Bland was born on the South Side of Chicago to Althea and Edward Bland. His father was a postal worker but also a self-taught literary critic with illustrious friends such as Ralph Ellison, Gwendolyn Brooks and Langston Hughes. Edward senior died in the Battle of the Bulge in 1944, and son Edward Bland also briefly served in the Army during World War II, after which he studied at both the University of Chicago and the American Conservatory of Music on the G.I. Bill.
Among his compositions is a concerto for electric violin and chamber orchestra. He composed scores for the TV play A Raisin in the Sun (1989) and the film A Soldier's Story (1984). Another notable work is Sketches Set Seven for piano.
He also wrote, directed and produced the 1959 film The Cry of Jazz. In the 1990s, this documentary was rediscovered by scholars and celebrated as an early example of independent black filmmaking. It was soon restored and reissued on DVD in 1996, and in 2010 the Library of Congress added it to its National Film Registry collection as “a historic and fascinating film that comments on racism and the appropriation of jazz by those who fail to understand its artistic and cultural origins.”
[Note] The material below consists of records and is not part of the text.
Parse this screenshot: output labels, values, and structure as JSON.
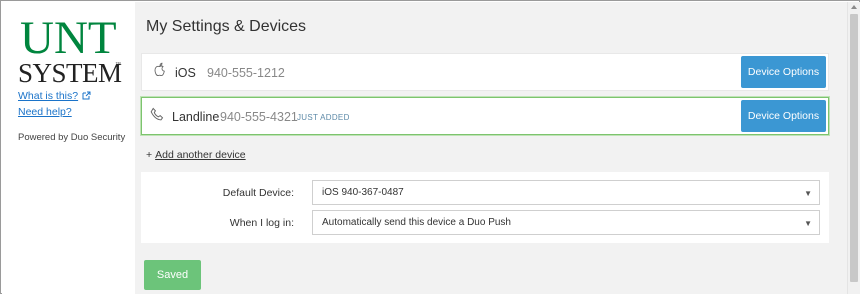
{
  "sidebar": {
    "logo_line1": "UNT",
    "logo_line2": "SYSTEM",
    "logo_tm": "™",
    "what_is_this": "What is this?",
    "need_help": "Need help?",
    "powered_by": "Powered by Duo Security"
  },
  "main": {
    "title": "My Settings & Devices",
    "devices": [
      {
        "icon": "apple-icon",
        "name": "iOS",
        "number": "940-555-1212",
        "badge": "",
        "button": "Device Options"
      },
      {
        "icon": "phone-icon",
        "name": "Landline",
        "number": "940-555-4321",
        "badge": "JUST ADDED",
        "button": "Device Options"
      }
    ],
    "add_device_plus": "+",
    "add_device": "Add another device",
    "settings": {
      "default_device_label": "Default Device:",
      "default_device_value": "iOS 940-367-0487",
      "login_label": "When I log in:",
      "login_value": "Automatically send this device a Duo Push"
    },
    "saved_button": "Saved"
  },
  "colors": {
    "brand_green": "#00853e",
    "button_blue": "#3b97d3",
    "saved_green": "#6cc47a",
    "added_border": "#7dc46e"
  }
}
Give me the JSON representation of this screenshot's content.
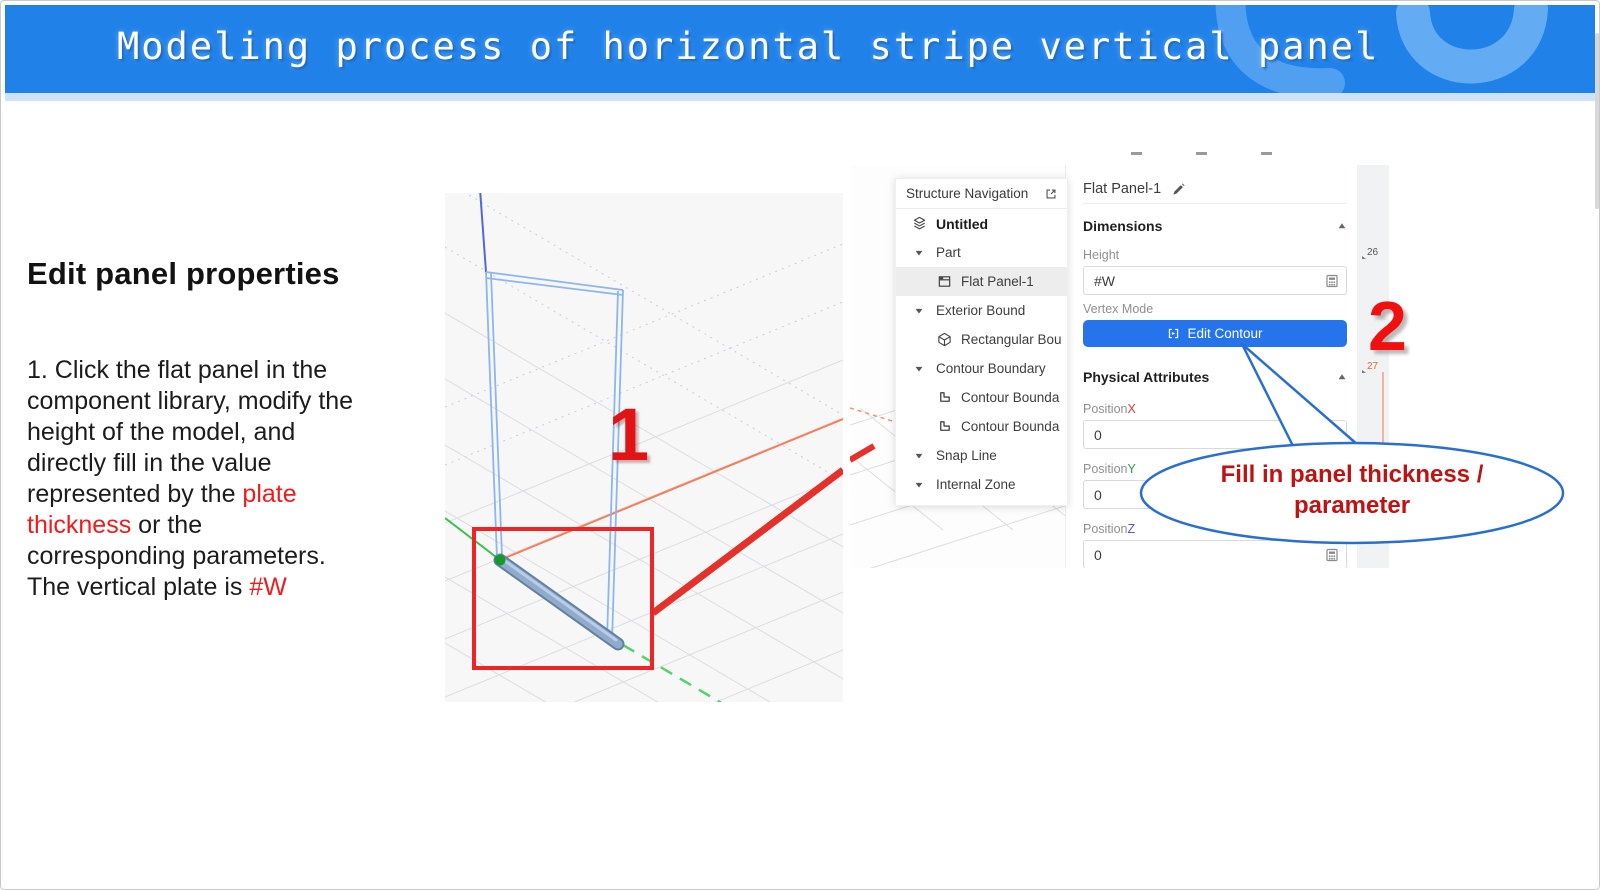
{
  "header": {
    "title": "Modeling process of horizontal stripe vertical panel"
  },
  "left_panel": {
    "heading": "Edit panel properties",
    "paragraph": [
      {
        "text": "1. Click the flat panel in the component library, modify the height of the model, and directly fill in the value represented by the ",
        "red": false
      },
      {
        "text": "plate thickness",
        "red": true
      },
      {
        "text": " or the corresponding parameters. The vertical plate is ",
        "red": false
      },
      {
        "text": "#W",
        "red": true
      }
    ]
  },
  "structure_nav": {
    "title": "Structure Navigation",
    "items": [
      {
        "icon": "layers-icon",
        "label": "Untitled",
        "level": 1,
        "bold": true
      },
      {
        "icon": "chevron-down-icon",
        "label": "Part",
        "level": 1,
        "expander": true
      },
      {
        "icon": "flat-panel-icon",
        "label": "Flat Panel-1",
        "level": 2,
        "selected": true
      },
      {
        "icon": "chevron-down-icon",
        "label": "Exterior Bound",
        "level": 1,
        "expander": true
      },
      {
        "icon": "cube-icon",
        "label": "Rectangular Bou",
        "level": 2
      },
      {
        "icon": "chevron-down-icon",
        "label": "Contour Boundary",
        "level": 1,
        "expander": true
      },
      {
        "icon": "contour-icon",
        "label": "Contour Bounda",
        "level": 2
      },
      {
        "icon": "contour-icon",
        "label": "Contour Bounda",
        "level": 2
      },
      {
        "icon": "chevron-down-icon",
        "label": "Snap Line",
        "level": 1,
        "expander": true
      },
      {
        "icon": "chevron-down-icon",
        "label": "Internal Zone",
        "level": 1,
        "expander": true
      }
    ]
  },
  "properties": {
    "name": "Flat Panel-1",
    "sections": {
      "dimensions": "Dimensions",
      "physical": "Physical Attributes"
    },
    "height_label": "Height",
    "height_value": "#W",
    "vertex_mode_label": "Vertex Mode",
    "edit_contour_label": "Edit Contour",
    "fields": [
      {
        "label_prefix": "Position",
        "axis": "X",
        "axis_class": "axis-x",
        "value": "0",
        "calc_icon": false
      },
      {
        "label_prefix": "Position",
        "axis": "Y",
        "axis_class": "axis-y",
        "value": "0",
        "calc_icon": false
      },
      {
        "label_prefix": "Position",
        "axis": "Z",
        "axis_class": "axis-z",
        "value": "0",
        "calc_icon": true
      }
    ]
  },
  "annotations": {
    "step1": "1",
    "step2": "2",
    "bubble_line1": "Fill in panel thickness /",
    "bubble_line2": "parameter",
    "margin_marks": [
      "26",
      "27"
    ]
  },
  "colors": {
    "header_blue": "#2082e9",
    "accent_blue": "#2574ec",
    "annotation_red": "#ee1c1c",
    "bubble_border_blue": "#2a6fd0",
    "bubble_text_red": "#bf1212"
  }
}
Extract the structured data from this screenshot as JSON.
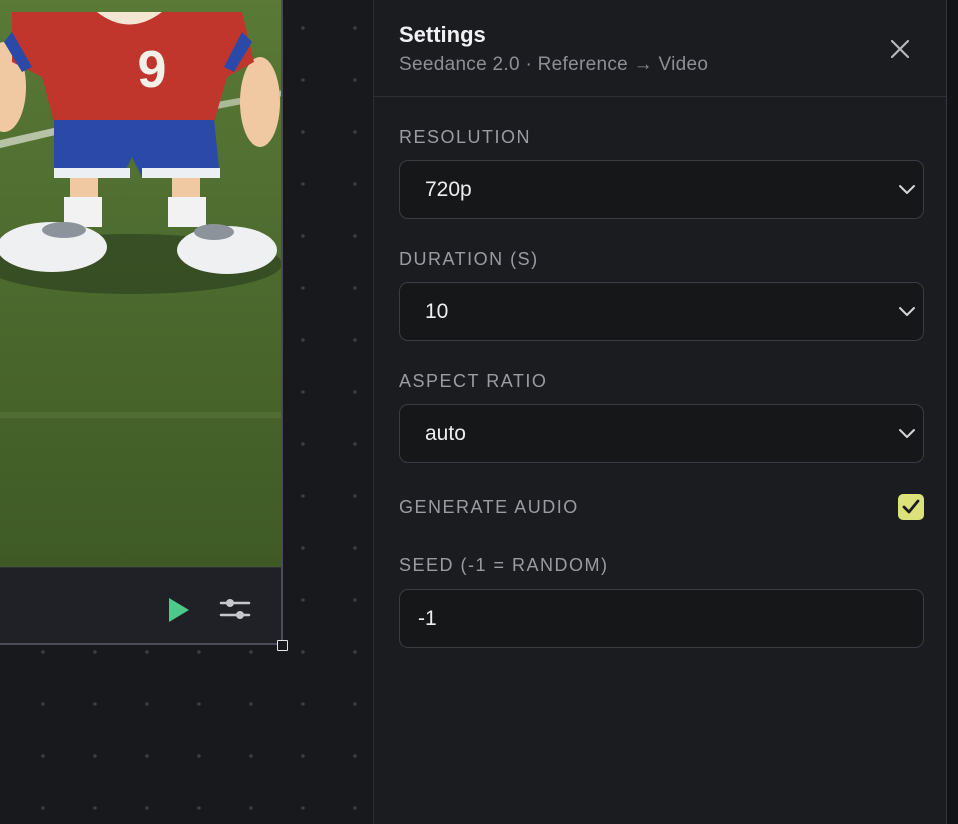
{
  "panel": {
    "title": "Settings",
    "subtitle": "Seedance 2.0 · Reference → Video"
  },
  "fields": {
    "resolution": {
      "label": "RESOLUTION",
      "value": "720p"
    },
    "duration": {
      "label": "DURATION (S)",
      "value": "10"
    },
    "aspect_ratio": {
      "label": "ASPECT RATIO",
      "value": "auto"
    },
    "generate_audio": {
      "label": "GENERATE AUDIO",
      "checked": true
    },
    "seed": {
      "label": "SEED (-1 = RANDOM)",
      "value": "-1"
    }
  },
  "preview": {
    "jersey_number": "9"
  },
  "colors": {
    "accent_check": "#dbe27a",
    "play_green": "#4fc98a",
    "jersey_red": "#c0362c",
    "shorts_blue": "#2a49a8",
    "grass": "#4c6a2e"
  },
  "icons": {
    "close": "close-icon",
    "chevron": "chevron-down-icon",
    "play": "play-icon",
    "tune": "sliders-icon",
    "check": "checkmark-icon"
  }
}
With Eric Kloss
- Grits & Gravy (Prestige, 1966)
- Vitello, Paul (26 March 2013). "Edward Bland, 'Cry of Jazz' Filmmaker and Composer, Dies at 86". The New York Times. Retrieved 27 March 2013.